MATERIAL FOR THIS TASK Block Start

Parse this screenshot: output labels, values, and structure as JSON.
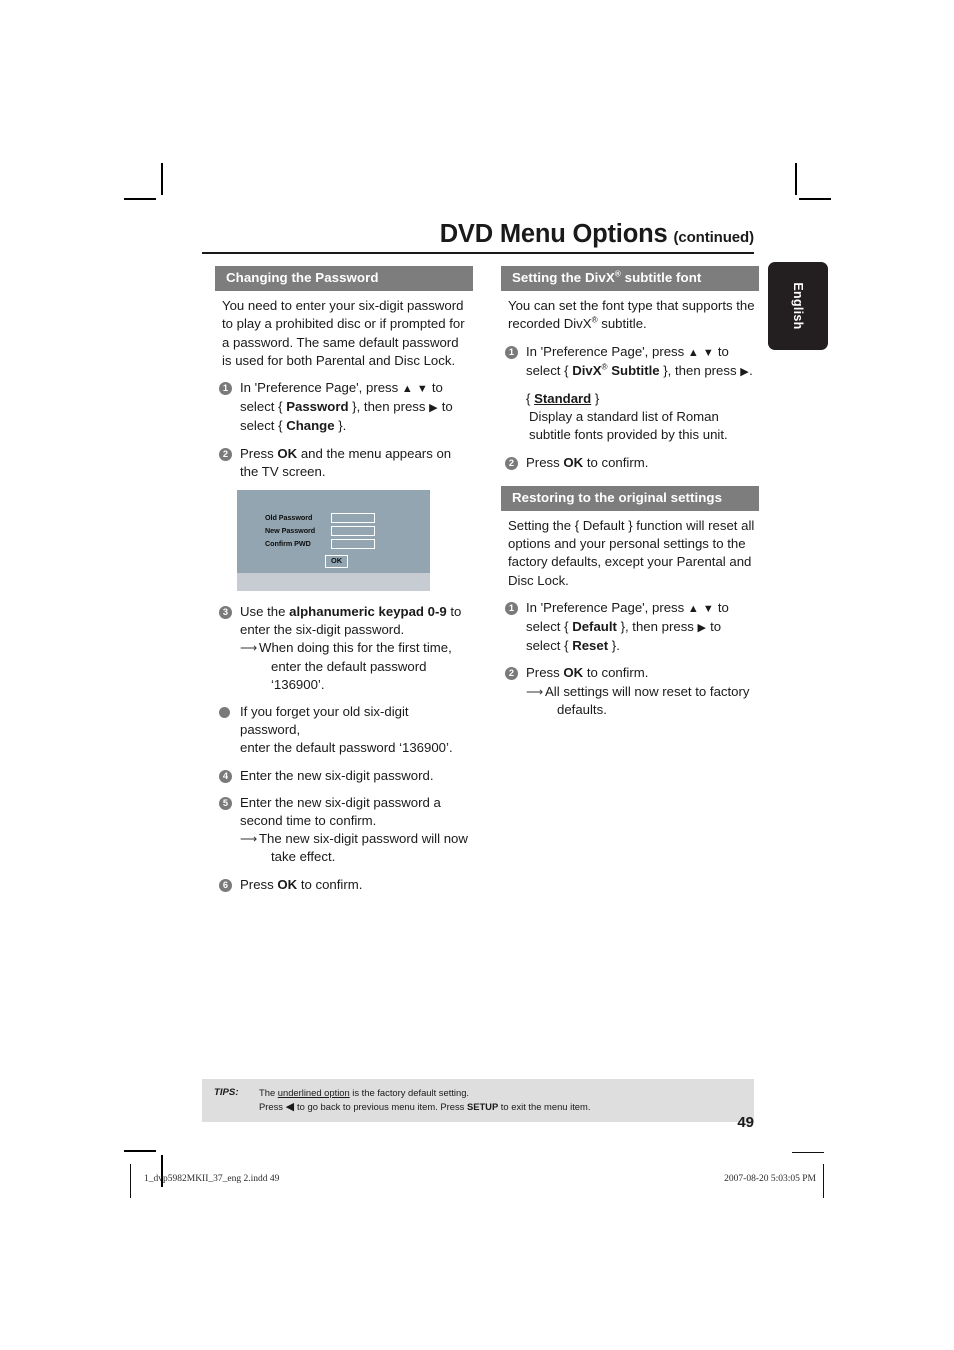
{
  "header": {
    "title": "DVD Menu Options",
    "subtitle": "(continued)"
  },
  "language_tab": {
    "label": "English"
  },
  "left_column": {
    "section_title": "Changing the Password",
    "intro": "You need to enter your six-digit password to play a prohibited disc or if prompted for a password. The same default password is used for both Parental and Disc Lock.",
    "steps": [
      {
        "num": "1",
        "text_parts": {
          "a": "In 'Preference Page', press ",
          "up": "▲",
          "down": "▼",
          "b": " to select",
          "c": "{ ",
          "bold1": "Password",
          "d": " }, then press ",
          "right": "▶",
          "e": " to select",
          "f": "{ ",
          "bold2": "Change",
          "g": " }."
        }
      },
      {
        "num": "2",
        "text_a": "Press ",
        "bold": "OK",
        "text_b": " and the menu appears on the TV screen."
      },
      {
        "num": "3",
        "text_a": "Use the ",
        "bold": "alphanumeric keypad 0-9",
        "text_b": " to enter the six-digit password.",
        "sub_line1": "When doing this for the first time,",
        "sub_line2": "enter the default password ‘136900’."
      },
      {
        "num": "4",
        "text": "Enter the new six-digit password."
      },
      {
        "num": "5",
        "text": "Enter the new six-digit password a second time to confirm.",
        "sub_line1": "The new six-digit password will now",
        "sub_line2": "take effect."
      },
      {
        "num": "6",
        "text_a": "Press ",
        "bold": "OK",
        "text_b": " to confirm."
      }
    ],
    "bullet": {
      "line1": "If you forget your old six-digit password,",
      "line2": "enter the default password ‘136900’."
    },
    "tv_screen": {
      "rows": [
        {
          "label": "Old  Password"
        },
        {
          "label": "New Password"
        },
        {
          "label": "Confirm PWD"
        }
      ],
      "ok_label": "OK"
    }
  },
  "right_column": {
    "section1": {
      "title_a": "Setting the DivX",
      "title_sup": "®",
      "title_b": " subtitle font",
      "intro_a": "You can set the font type that supports the recorded DivX",
      "intro_sup": "®",
      "intro_b": " subtitle.",
      "steps": [
        {
          "num": "1",
          "a": "In 'Preference Page', press ",
          "up": "▲",
          "down": "▼",
          "b": " to select",
          "c": "{ ",
          "bold1": "DivX",
          "sup": "®",
          "bold2": " Subtitle",
          "d": " }, then press ",
          "right": "▶",
          "e": "."
        },
        {
          "num": "2",
          "text_a": "Press ",
          "bold": "OK",
          "text_b": " to confirm."
        }
      ],
      "option": {
        "open": "{ ",
        "name": "Standard",
        "close": " }",
        "desc": "Display a standard list of Roman subtitle fonts provided by this unit."
      }
    },
    "section2": {
      "title": "Restoring to the original settings",
      "intro": "Setting the { Default } function will reset all options and your personal settings to the factory defaults, except your Parental and Disc Lock.",
      "steps": [
        {
          "num": "1",
          "a": "In 'Preference Page', press ",
          "up": "▲",
          "down": "▼",
          "b": " to select",
          "c": "{ ",
          "bold1": "Default",
          "d": " }, then press ",
          "right": "▶",
          "e": " to select",
          "f": "{ ",
          "bold2": "Reset",
          "g": " }."
        },
        {
          "num": "2",
          "text_a": "Press ",
          "bold": "OK",
          "text_b": " to confirm.",
          "sub_line1": "All settings will now reset to factory",
          "sub_line2": "defaults."
        }
      ]
    }
  },
  "tips": {
    "label": "TIPS:",
    "line1_a": "The ",
    "line1_underline": "underlined option",
    "line1_b": " is the factory default setting.",
    "line2_a": "Press ",
    "line2_arrow": "◀",
    "line2_b": " to go back to previous menu item. Press ",
    "line2_bold": "SETUP",
    "line2_c": " to exit the menu item."
  },
  "page_number": "49",
  "print_footer": {
    "file": "1_dvp5982MKII_37_eng 2.indd   49",
    "timestamp": "2007-08-20   5:03:05 PM"
  }
}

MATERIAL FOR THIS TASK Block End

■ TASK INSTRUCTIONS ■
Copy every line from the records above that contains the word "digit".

■ ANSWER BOX ■
    "intro": "You need to enter your six-digit password to play a prohibited disc or if prompted for a password. The same default password is used for both Parental and Disc Lock.",
        "text_b": " to enter the six-digit password.",
        "text": "Enter the new six-digit password."
        "text": "Enter the new six-digit password a second time to confirm.",
        "sub_line1": "The new six-digit password will now",
      "line1": "If you forget your old six-digit password,",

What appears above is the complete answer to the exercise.